Electronic Generator;DC to AC converters that acts as a generator in a specific ISO
DC Grid Interconnection;AC to DC converter that moves electricity from ISO to DC Grid
DC Grid;a multi node DC mesh network
Renewable Electricity Collector;an electric transmission system that is specifically operated to collect renewable electricity
DC Grid Storage;A grid level electricity storage facility
Electricity Scheduling and Renewable Energy Accounting;a system for the scheduling and dispatching of both DC power within the DC Grid and AC power into and out of the DC Grid
It is time that we begin the process of considering such a large network and how such a network can be used to allow renewable energy to be economically harvested and put it to work where it can be used.
Fred Fletcher has 43 years of experience in the electric power industry. Fred has been an executive level power supply leader for over 35 years. Fred is actively working with others on projects related to smart grid and renewable energy development. Fred has led the development of fiber optic very high capacity telecommunications, large multi-owner power projects, cross cutter smart grid, natural gas projects, system operations, power facility environmental compliance, and innovative technology applications. He is currently active in resource planning studies and efforts involving high voltage direct current (HVDC) transmission and renewable energy to replace legacy fossil-fired generation facilities in the Upper Midwest and Western U.S.

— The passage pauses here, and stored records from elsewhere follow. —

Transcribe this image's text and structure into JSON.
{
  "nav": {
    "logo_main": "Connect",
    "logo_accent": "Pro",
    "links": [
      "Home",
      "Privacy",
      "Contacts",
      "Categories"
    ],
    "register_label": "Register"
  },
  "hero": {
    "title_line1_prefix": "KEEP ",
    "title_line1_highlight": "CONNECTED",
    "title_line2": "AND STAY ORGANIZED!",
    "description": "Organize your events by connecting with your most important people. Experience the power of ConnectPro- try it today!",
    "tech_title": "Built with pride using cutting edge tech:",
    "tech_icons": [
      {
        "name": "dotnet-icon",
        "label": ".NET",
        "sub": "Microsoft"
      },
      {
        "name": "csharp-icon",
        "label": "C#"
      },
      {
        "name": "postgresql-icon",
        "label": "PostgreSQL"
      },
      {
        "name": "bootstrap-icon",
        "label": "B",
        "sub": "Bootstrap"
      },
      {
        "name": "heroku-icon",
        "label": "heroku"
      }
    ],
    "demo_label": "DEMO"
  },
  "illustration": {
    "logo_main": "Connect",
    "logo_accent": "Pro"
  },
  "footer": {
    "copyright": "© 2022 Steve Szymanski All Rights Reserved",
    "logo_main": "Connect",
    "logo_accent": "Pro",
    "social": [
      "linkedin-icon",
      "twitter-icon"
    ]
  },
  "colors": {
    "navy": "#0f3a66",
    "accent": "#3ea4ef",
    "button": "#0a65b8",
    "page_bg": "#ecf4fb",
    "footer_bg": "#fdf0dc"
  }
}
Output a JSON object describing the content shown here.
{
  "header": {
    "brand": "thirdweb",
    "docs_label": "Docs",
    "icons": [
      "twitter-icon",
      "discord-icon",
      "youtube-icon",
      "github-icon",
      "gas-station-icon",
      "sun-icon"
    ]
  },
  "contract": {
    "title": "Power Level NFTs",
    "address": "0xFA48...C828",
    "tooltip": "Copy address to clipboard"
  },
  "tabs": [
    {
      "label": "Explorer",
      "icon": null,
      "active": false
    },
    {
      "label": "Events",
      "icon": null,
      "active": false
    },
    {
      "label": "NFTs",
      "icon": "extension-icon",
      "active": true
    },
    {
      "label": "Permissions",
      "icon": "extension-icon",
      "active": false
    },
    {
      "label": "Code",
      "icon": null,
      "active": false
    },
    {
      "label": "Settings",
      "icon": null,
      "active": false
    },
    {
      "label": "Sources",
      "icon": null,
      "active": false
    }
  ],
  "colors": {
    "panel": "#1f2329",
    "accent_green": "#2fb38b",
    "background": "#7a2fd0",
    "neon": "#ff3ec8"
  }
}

Robert H. Schulte has 38 years of experience in the electric power industry. He is a principal in Schulte Associates LLC, an executive management consulting firm with offices in Raleigh, North Carolina providing project management and interim CEO/COO services to energy industries. Bob is an expert in generation and transmission integrated resource planning and project development; large-scale customer energy efficiency and demand response programs; distribution planning, engineering, construction and operations; and utility business and regulatory affairs for both public and private utilities. Among other things, he is currently active in resource planning studies and efforts involving high-voltage direct current (HVDC) transmission and renewable energy to replace legacy fossil-fired generation facilities in the Upper Midwest and Western U.S.